A circle is cut into 8 parts, each part has the angle 45 degrees from an arbitrary point. how to prove that the white area is the same as the Gray area? I just want any hint for solving this question. how can I prove this?

marked as duplicate by Martin R, Xander Henderson, Hayk, Blue geometry StackExchange.ready(function() { if (StackExchange.options.isMobile) return; $('.dupe-hammer-message-hover:not(.hover-bound)').each(function() { var$hover = $(this).addClass('hover-bound'),$msg = $hover.siblings('.dupe-hammer-message');$hover.hover( function() { $hover.showInfoMessage('', { messageElement:$msg.clone().show(), transient: false, position: { my: 'bottom left', at: 'top center', offsetTop: -7 }, dismissable: false, relativeToBody: true }); }, function() { StackExchange.helpers.removeMessages(); } ); }); }); May 22 at 13:51

• The area of a triangle with respect to given two sides $a,b$ and angle between the sides is $0.5 a b \sin \theta$ s.t $\theta$ is the angle between the two sides can you proceed ? – Ameryr May 22 at 7:56
• This is the Pizza Theorem. See here: en.wikipedia.org/wiki/Pizza_theorem – Christian Blatter May 22 at 8:26
• – Martin R May 22 at 11:13

Carter and Wagon's proof without words: (Image author: Christian Lawson-Perfect, source)

• Thanks for Help. – Pankaj Solanki May 22 at 8:53

This theorem is known as the Pizza theorem (see https://en.wikipedia.org/wiki/Pizza_theorem for further reading). There exist algebraic proofs, but the most elegant proof for the 8 segment case is below: In general, alternating areas are equal iff the number of segments is a multiple of 4 at least 8.

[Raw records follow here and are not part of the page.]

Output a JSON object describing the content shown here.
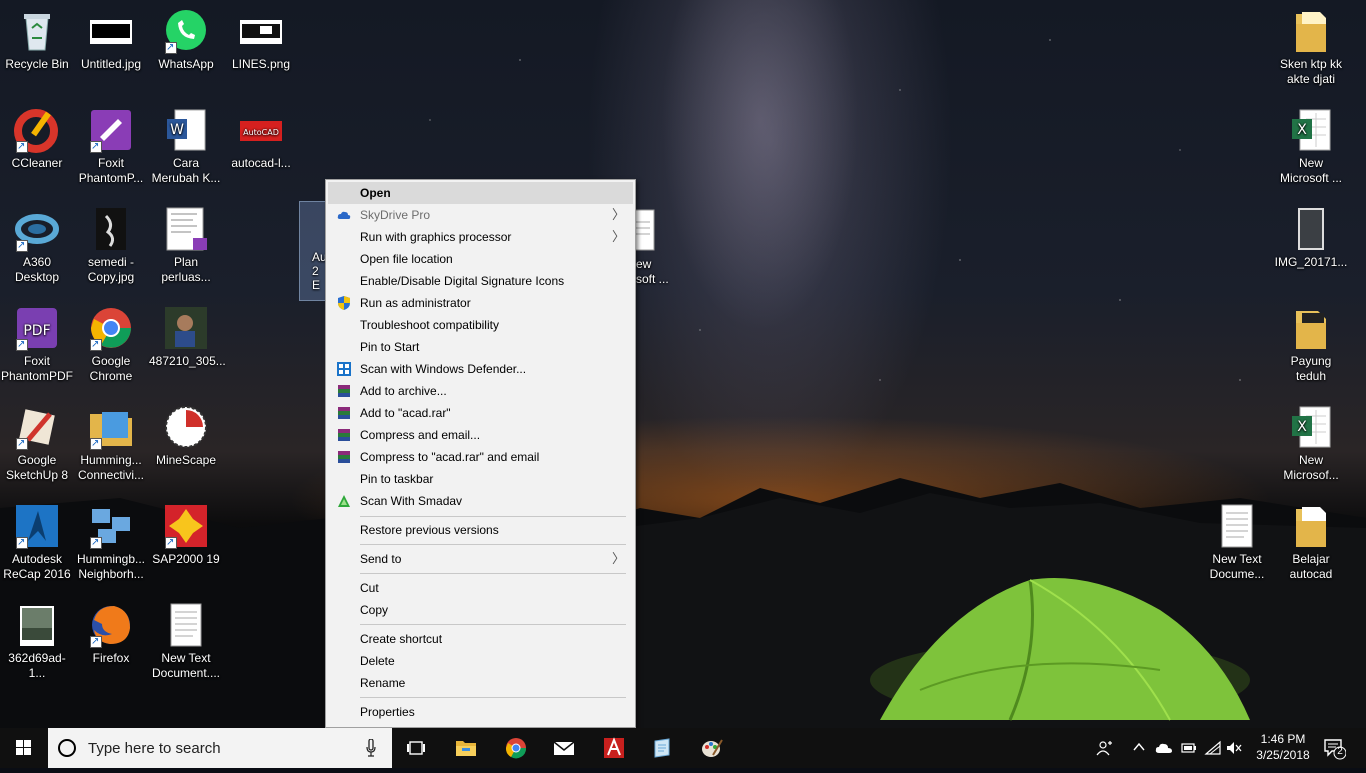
{
  "desktop": {
    "icons": [
      {
        "label": "Recycle Bin"
      },
      {
        "label": "Untitled.jpg"
      },
      {
        "label": "WhatsApp"
      },
      {
        "label": "LINES.png"
      },
      {
        "label": "CCleaner"
      },
      {
        "label": "Foxit\nPhantomP..."
      },
      {
        "label": "Cara\nMerubah K..."
      },
      {
        "label": "autocad-l..."
      },
      {
        "label": "A360\nDesktop"
      },
      {
        "label": "semedi -\nCopy.jpg"
      },
      {
        "label": "Plan\nperluas..."
      },
      {
        "label": "Foxit\nPhantomPDF"
      },
      {
        "label": "Google\nChrome"
      },
      {
        "label": "487210_305..."
      },
      {
        "label": "Google\nSketchUp 8"
      },
      {
        "label": "Humming...\nConnectivi..."
      },
      {
        "label": "MineScape"
      },
      {
        "label": "Autodesk\nReCap 2016"
      },
      {
        "label": "Hummingb...\nNeighborh..."
      },
      {
        "label": "SAP2000 19"
      },
      {
        "label": "362d69ad-1..."
      },
      {
        "label": "Firefox"
      },
      {
        "label": "New Text\nDocument...."
      },
      {
        "label": "Sken ktp kk\nakte djati"
      },
      {
        "label": "New\nMicrosoft ..."
      },
      {
        "label": "IMG_20171..."
      },
      {
        "label": "Payung\nteduh"
      },
      {
        "label": "New\nMicrosof..."
      },
      {
        "label": "New Text\nDocume..."
      },
      {
        "label": "Belajar\nautocad"
      },
      {
        "label": "Au\n2\nE"
      },
      {
        "label": "ew\nsoft ..."
      }
    ]
  },
  "context_menu": {
    "items": [
      {
        "label": "Open"
      },
      {
        "label": "SkyDrive Pro"
      },
      {
        "label": "Run with graphics processor"
      },
      {
        "label": "Open file location"
      },
      {
        "label": "Enable/Disable Digital Signature Icons"
      },
      {
        "label": "Run as administrator"
      },
      {
        "label": "Troubleshoot compatibility"
      },
      {
        "label": "Pin to Start"
      },
      {
        "label": "Scan with Windows Defender..."
      },
      {
        "label": "Add to archive..."
      },
      {
        "label": "Add to \"acad.rar\""
      },
      {
        "label": "Compress and email..."
      },
      {
        "label": "Compress to \"acad.rar\" and email"
      },
      {
        "label": "Pin to taskbar"
      },
      {
        "label": "Scan With Smadav"
      },
      {
        "label": "Restore previous versions"
      },
      {
        "label": "Send to"
      },
      {
        "label": "Cut"
      },
      {
        "label": "Copy"
      },
      {
        "label": "Create shortcut"
      },
      {
        "label": "Delete"
      },
      {
        "label": "Rename"
      },
      {
        "label": "Properties"
      }
    ]
  },
  "taskbar": {
    "search_placeholder": "Type here to search",
    "time": "1:46 PM",
    "date": "3/25/2018",
    "notification_count": "2"
  },
  "colors": {
    "menu_bg": "#f2f2f2",
    "menu_hover": "#dadada",
    "taskbar_bg": "#101010",
    "search_bg": "#f3f3f3"
  }
}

• How are segments counted? If this is eight from the concurrence point, then four will not work. – Oscar Lanzi May 22 at 13:44
• @OscarLanzi Sorry about that, I've fixed my answer. – auscrypt May 22 at 13:46